Tech is great. but... Sure, Keller Williams is rebranding itself as a technology company, but their leaders are smart enough to know that technology is about making the transaction more efficient for the buyers and sellers. It won't take the place of great relationships. Coach Tom Ferry posed the thought that "Agents don't care about technology. They care about whether their kid is smoking pot, how they're going to lose weight, and when they'll get their next listings." In response, Keller Williams CEO Josh Team said, "I agree they don’t care about disruption on a macro level, but when it hits their bottom line, they care a whole lot. Agents do care about technology because to stay relevant, they need to compete with disruption." Ferry also mentioned that brokers should not give their managers an office. "Managers should be out on the floor getting to know the agents."
Go back to basics. Ninja Selling's Founder Larry Kendall discussed the relationship-building basics that brokers and agents should get back to ASAP. “Focus on productive activities, and the sales will take care of themselves. We call these activities FLOW. Have your sales associates keep a weekly log of their flow activities (handwritten notes, live interviews, real estate reviews, mailings, etc.) If they are in a slump, your first question is, “Can I see your activity log?” Sure enough, you will notice a drop off in their activities about 45 to 90 days before their production slump. Activities predict production. Do a pattern interrupt! Get them back into the flow again and logging their activities.
It’s time to tell your story. Author and Coach Mike Staver says to increase productivity, you have to reduce the noise (internal and external). To retain agents, he says you must be willing to tell your story. "Telling people why you’ll go to battle to get them over the hill will do more for you than promising them money. Most agents will tell you it's not about the money. The higher the percentage of people who leave you for the money; the more likely you will resign yourself that you can't compete against money," he says. So, get good at getting to know your agents and telling your story.

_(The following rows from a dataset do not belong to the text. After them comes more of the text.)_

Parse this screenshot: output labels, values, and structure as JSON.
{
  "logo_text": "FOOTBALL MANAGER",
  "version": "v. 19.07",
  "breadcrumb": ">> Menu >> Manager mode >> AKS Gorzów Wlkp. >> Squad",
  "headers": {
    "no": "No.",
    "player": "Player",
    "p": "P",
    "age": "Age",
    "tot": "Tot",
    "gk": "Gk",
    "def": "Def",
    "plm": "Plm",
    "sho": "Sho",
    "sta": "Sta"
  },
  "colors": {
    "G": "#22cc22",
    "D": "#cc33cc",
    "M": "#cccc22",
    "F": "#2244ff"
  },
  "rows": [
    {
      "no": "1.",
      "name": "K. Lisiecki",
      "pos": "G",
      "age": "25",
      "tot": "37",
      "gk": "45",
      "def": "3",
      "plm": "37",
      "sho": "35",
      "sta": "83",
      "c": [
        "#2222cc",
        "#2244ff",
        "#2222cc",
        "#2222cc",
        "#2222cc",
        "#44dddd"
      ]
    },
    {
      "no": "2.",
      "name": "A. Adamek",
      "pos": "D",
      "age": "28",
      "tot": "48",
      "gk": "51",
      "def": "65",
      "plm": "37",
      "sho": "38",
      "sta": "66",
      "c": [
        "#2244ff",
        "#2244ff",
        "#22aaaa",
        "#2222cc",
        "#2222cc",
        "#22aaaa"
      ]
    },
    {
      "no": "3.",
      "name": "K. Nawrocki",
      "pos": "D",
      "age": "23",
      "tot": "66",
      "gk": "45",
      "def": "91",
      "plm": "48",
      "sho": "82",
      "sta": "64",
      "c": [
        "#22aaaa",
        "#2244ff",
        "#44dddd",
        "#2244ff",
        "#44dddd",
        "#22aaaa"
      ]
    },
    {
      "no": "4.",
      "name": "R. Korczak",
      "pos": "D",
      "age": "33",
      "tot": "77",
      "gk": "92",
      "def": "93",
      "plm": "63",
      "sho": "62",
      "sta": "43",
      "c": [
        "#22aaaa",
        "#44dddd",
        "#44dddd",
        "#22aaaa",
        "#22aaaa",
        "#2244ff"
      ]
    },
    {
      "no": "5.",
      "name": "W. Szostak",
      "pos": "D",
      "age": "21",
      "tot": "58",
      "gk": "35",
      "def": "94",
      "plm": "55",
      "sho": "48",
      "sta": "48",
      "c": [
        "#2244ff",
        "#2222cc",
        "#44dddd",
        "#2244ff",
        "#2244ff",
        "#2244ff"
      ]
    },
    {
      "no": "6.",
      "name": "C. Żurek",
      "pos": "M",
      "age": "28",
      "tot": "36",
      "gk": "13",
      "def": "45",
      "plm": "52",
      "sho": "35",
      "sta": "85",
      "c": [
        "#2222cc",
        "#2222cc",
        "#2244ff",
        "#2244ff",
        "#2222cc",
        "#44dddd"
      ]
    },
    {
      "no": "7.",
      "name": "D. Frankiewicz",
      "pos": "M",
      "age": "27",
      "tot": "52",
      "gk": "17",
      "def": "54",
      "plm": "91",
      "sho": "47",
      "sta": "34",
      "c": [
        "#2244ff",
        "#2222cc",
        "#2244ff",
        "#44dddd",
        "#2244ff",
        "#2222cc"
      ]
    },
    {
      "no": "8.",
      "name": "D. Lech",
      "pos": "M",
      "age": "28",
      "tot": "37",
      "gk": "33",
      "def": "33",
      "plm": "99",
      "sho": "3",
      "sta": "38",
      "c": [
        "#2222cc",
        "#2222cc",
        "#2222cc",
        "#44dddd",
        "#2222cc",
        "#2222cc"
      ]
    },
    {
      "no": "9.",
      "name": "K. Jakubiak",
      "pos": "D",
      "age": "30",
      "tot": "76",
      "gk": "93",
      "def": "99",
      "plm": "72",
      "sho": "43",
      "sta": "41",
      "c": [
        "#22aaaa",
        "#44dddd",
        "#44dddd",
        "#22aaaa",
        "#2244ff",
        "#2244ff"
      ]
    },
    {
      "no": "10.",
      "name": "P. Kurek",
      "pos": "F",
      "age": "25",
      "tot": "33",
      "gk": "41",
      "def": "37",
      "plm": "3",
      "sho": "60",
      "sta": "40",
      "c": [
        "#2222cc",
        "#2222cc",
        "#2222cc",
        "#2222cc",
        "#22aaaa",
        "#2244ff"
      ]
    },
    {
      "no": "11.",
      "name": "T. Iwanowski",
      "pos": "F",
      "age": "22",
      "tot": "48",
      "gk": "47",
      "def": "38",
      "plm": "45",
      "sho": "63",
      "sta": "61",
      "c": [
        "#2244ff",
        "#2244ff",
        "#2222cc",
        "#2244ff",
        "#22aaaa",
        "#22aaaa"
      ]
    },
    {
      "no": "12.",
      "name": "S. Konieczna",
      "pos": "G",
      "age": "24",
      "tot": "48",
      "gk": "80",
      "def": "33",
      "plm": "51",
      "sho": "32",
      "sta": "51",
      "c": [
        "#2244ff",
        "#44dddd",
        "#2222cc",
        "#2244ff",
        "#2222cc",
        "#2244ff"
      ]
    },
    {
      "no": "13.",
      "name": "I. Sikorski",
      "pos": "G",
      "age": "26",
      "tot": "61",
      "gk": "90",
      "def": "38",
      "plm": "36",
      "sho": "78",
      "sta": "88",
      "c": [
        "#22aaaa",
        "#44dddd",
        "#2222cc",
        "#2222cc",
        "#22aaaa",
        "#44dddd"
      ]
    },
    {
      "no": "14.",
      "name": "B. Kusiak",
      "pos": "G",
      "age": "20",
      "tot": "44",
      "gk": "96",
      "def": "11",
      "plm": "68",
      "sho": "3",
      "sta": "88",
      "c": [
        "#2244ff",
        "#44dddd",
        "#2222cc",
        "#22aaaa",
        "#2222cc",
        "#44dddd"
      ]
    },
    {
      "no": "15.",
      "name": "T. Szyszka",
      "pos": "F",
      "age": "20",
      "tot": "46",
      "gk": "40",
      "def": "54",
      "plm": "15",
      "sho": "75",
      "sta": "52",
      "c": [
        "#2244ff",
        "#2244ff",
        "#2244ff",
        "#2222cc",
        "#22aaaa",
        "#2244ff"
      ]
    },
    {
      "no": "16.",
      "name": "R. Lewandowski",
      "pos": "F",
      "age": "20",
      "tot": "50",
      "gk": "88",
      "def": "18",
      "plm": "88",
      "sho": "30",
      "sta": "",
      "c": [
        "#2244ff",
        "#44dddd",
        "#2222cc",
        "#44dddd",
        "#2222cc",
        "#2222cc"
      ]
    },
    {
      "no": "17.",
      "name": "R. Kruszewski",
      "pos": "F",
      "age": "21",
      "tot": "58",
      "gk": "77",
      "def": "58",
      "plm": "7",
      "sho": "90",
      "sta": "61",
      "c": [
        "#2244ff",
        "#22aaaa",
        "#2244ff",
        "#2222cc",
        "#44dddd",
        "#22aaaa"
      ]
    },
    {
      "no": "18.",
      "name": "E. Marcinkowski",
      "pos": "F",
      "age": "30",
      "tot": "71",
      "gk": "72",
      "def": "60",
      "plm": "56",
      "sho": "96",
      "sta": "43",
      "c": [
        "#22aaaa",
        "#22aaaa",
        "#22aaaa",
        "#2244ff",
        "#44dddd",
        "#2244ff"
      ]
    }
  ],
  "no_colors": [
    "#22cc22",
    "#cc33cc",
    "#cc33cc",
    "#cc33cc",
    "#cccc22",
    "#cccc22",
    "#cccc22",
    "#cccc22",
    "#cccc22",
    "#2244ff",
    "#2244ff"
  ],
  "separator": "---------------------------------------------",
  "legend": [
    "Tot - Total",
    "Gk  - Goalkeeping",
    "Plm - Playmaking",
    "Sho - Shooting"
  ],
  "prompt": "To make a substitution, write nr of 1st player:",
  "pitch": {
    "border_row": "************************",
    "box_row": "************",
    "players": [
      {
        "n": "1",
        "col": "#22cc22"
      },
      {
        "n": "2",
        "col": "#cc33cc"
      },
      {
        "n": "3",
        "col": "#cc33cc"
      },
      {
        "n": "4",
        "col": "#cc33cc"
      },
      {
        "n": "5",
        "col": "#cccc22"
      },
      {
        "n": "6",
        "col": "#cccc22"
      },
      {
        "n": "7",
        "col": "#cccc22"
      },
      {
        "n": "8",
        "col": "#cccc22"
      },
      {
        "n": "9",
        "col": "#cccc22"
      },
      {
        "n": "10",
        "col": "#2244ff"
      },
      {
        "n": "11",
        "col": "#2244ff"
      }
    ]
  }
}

Telling people why you'll go to battle to get them over the hill will do more for you than promising them money.